** GIVEN DATA follows **

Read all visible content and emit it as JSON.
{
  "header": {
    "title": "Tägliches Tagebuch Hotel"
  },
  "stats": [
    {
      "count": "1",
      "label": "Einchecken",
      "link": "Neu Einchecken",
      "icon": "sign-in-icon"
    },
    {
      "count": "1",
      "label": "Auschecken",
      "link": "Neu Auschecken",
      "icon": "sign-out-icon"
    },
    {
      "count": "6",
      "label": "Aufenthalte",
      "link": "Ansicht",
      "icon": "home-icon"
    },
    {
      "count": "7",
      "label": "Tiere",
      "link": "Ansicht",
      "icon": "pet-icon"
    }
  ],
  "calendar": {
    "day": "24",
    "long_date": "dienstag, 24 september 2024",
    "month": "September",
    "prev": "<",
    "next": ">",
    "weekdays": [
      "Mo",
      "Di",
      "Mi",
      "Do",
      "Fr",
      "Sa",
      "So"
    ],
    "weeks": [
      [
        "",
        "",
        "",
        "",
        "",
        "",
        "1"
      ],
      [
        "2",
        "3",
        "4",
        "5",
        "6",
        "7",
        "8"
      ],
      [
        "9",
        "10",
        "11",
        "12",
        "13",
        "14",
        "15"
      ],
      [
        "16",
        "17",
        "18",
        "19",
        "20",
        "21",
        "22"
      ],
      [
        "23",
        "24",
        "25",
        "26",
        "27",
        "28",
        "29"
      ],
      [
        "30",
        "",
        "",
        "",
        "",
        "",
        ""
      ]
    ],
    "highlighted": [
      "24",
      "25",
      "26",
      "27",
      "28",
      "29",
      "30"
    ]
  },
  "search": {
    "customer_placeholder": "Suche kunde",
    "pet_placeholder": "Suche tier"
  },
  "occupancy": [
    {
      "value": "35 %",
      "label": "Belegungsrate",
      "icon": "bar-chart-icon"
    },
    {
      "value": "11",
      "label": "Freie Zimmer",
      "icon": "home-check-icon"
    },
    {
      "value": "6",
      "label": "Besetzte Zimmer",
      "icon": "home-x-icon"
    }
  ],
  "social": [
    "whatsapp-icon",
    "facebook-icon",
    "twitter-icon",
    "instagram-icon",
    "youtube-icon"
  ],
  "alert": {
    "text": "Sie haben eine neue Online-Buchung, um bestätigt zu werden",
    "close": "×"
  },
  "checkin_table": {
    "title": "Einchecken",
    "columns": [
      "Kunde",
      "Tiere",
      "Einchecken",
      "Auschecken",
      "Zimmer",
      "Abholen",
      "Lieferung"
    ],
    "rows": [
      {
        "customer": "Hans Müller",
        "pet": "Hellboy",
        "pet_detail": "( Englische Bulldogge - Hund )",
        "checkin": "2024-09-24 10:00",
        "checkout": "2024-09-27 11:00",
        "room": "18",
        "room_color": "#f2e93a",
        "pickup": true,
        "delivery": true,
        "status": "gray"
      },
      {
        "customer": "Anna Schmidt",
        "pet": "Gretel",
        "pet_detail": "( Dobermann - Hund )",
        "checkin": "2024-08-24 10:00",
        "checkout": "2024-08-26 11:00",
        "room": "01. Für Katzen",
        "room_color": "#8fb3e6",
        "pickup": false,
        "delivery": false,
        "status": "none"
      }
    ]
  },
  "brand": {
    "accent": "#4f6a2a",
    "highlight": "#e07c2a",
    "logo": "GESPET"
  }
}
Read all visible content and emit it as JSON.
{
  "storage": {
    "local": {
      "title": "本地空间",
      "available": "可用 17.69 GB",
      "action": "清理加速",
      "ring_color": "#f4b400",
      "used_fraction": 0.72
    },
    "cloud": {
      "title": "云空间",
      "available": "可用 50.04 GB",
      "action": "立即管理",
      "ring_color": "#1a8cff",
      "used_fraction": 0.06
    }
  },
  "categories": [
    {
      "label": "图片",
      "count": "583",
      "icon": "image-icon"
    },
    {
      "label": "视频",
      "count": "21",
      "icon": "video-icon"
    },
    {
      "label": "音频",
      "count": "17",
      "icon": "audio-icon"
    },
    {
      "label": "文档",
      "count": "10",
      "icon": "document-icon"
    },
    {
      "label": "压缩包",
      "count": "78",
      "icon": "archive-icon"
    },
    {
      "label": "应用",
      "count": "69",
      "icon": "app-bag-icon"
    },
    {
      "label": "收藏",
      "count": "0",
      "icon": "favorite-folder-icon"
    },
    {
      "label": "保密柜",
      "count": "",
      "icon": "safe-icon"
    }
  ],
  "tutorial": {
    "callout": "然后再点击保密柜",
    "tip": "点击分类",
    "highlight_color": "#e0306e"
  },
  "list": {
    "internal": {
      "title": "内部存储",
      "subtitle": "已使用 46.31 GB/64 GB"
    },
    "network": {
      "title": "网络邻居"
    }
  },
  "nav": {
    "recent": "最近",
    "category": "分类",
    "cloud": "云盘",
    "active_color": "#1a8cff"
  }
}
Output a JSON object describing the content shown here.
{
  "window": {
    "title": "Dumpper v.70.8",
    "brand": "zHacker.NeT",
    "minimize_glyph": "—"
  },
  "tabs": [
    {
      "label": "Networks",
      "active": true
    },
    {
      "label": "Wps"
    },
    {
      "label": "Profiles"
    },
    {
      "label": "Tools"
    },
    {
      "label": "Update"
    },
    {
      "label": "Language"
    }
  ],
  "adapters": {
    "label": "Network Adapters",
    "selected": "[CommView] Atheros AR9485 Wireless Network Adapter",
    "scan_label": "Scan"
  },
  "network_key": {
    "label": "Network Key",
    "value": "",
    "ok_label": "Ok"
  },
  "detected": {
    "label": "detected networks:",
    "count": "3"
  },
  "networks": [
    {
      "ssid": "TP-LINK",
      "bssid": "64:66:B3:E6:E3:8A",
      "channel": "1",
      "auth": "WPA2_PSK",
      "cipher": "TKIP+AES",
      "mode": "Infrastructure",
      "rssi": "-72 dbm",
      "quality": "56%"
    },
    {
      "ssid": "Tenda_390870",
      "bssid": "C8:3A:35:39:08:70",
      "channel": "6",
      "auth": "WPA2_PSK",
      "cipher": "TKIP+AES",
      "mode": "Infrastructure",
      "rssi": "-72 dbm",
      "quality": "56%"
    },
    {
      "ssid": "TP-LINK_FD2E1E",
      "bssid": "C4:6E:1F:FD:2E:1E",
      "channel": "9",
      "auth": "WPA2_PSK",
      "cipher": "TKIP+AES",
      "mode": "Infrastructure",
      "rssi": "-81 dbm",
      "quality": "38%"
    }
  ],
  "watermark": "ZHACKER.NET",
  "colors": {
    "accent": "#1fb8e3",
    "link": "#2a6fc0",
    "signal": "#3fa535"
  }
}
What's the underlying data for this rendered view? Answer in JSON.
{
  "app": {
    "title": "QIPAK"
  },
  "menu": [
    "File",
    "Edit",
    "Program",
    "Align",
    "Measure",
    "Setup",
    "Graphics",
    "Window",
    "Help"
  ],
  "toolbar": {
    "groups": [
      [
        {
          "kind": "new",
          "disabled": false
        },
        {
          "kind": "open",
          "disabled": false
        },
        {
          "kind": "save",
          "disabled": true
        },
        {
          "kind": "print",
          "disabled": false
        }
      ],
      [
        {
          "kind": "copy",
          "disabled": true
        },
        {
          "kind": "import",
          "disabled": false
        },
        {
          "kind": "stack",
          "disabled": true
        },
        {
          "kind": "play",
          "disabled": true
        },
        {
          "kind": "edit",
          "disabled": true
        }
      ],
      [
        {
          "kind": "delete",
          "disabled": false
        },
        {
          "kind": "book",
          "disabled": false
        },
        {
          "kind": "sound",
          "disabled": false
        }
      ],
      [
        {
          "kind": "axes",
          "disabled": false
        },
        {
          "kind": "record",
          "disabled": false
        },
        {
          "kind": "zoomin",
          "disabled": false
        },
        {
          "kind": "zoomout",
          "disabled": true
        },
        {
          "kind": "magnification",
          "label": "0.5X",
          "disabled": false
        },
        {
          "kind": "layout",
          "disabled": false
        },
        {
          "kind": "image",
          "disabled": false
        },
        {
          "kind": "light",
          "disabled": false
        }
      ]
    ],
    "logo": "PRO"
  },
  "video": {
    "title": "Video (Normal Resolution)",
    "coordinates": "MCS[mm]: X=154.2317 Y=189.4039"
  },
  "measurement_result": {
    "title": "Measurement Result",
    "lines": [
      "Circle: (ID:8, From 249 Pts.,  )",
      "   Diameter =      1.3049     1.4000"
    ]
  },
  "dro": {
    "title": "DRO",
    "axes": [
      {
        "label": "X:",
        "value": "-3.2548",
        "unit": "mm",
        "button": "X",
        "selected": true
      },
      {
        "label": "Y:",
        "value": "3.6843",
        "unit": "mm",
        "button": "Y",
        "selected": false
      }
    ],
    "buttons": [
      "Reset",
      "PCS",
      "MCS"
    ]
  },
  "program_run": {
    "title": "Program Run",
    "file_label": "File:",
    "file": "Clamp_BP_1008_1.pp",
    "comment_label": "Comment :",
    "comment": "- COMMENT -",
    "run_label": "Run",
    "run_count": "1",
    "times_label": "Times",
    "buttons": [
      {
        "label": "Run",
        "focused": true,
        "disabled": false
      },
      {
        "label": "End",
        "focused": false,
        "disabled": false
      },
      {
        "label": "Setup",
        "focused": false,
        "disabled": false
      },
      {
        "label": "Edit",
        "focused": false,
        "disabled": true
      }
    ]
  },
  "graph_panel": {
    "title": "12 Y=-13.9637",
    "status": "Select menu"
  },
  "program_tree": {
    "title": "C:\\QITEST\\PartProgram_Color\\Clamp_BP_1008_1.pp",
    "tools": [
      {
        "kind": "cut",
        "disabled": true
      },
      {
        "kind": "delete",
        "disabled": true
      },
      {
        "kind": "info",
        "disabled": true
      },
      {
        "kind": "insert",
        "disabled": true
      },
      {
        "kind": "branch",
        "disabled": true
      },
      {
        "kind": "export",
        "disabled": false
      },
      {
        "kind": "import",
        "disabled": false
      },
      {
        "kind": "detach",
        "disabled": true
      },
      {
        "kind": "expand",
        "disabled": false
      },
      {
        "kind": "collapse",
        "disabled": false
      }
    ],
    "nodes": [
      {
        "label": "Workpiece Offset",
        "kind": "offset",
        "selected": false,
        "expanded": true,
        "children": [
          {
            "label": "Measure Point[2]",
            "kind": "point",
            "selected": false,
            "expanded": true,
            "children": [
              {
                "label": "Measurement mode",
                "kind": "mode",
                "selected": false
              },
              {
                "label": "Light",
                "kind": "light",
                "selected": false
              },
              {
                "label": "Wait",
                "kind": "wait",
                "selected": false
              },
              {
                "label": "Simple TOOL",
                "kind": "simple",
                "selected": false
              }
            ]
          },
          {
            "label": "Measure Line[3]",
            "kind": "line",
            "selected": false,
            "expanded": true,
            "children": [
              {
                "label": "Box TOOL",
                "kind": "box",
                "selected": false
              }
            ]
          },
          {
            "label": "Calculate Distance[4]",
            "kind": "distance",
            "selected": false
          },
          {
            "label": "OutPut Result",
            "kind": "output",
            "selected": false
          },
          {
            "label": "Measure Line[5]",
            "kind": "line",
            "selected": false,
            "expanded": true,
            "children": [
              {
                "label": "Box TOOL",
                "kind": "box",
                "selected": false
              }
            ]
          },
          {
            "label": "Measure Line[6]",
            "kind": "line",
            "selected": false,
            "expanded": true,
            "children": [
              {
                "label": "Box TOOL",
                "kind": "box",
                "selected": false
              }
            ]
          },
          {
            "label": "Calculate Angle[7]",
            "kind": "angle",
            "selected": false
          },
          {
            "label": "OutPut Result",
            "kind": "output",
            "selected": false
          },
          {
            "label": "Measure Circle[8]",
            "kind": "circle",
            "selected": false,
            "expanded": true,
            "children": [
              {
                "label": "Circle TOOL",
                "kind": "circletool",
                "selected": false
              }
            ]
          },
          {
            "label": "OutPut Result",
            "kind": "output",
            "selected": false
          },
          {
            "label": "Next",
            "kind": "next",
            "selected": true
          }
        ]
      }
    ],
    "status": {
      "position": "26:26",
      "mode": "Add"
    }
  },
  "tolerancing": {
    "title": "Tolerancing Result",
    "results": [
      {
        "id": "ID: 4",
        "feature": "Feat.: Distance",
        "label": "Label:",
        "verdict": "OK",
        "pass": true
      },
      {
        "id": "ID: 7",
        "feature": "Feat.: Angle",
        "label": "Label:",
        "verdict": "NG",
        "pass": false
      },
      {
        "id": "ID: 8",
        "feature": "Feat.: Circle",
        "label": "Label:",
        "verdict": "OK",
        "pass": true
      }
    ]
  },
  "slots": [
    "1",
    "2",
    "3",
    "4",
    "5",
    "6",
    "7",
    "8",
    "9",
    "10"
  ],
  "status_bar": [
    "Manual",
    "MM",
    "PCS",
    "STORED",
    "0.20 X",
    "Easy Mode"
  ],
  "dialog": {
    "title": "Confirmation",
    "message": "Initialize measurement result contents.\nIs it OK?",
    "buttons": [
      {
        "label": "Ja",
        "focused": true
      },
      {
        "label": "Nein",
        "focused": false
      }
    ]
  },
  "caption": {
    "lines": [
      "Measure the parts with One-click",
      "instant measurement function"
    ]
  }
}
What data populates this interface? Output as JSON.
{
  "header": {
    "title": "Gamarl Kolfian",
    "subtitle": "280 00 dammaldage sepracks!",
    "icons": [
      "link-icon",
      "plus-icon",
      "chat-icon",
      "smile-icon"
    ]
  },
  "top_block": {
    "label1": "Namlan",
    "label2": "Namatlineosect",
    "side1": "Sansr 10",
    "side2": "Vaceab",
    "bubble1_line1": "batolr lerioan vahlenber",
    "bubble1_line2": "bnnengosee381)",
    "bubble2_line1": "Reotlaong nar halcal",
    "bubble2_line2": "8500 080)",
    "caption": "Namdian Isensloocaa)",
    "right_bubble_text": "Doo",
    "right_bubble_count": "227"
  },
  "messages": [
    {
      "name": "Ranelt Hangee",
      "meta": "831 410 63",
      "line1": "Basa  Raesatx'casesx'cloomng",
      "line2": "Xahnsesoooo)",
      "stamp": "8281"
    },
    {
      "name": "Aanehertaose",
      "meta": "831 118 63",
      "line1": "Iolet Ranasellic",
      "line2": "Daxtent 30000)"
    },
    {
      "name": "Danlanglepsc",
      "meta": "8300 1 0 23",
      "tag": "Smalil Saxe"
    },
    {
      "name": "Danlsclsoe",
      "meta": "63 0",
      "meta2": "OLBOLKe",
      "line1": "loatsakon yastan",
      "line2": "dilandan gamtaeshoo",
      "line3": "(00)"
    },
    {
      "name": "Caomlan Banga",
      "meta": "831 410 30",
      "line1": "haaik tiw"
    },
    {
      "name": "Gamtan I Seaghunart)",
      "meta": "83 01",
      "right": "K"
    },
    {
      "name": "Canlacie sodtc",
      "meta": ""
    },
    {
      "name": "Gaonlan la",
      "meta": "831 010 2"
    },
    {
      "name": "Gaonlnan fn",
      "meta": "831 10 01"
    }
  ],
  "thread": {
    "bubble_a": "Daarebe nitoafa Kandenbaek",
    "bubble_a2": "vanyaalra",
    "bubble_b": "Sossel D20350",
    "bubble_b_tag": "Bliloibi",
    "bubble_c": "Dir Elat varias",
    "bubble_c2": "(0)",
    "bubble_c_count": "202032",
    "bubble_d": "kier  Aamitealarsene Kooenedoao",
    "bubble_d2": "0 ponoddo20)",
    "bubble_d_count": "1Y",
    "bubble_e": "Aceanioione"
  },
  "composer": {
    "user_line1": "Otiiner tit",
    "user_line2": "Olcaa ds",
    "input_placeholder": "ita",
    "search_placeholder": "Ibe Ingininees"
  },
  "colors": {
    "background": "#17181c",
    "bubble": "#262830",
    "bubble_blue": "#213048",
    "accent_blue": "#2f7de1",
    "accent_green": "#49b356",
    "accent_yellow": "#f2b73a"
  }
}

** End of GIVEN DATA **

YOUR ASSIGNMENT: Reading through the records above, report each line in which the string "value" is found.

ANSWER TO THE EXERCISE:
      "value": "35 %",
      "value": "11",
      "value": "6",
    "value": "",
        "value": "-3.2548",
        "value": "3.6843",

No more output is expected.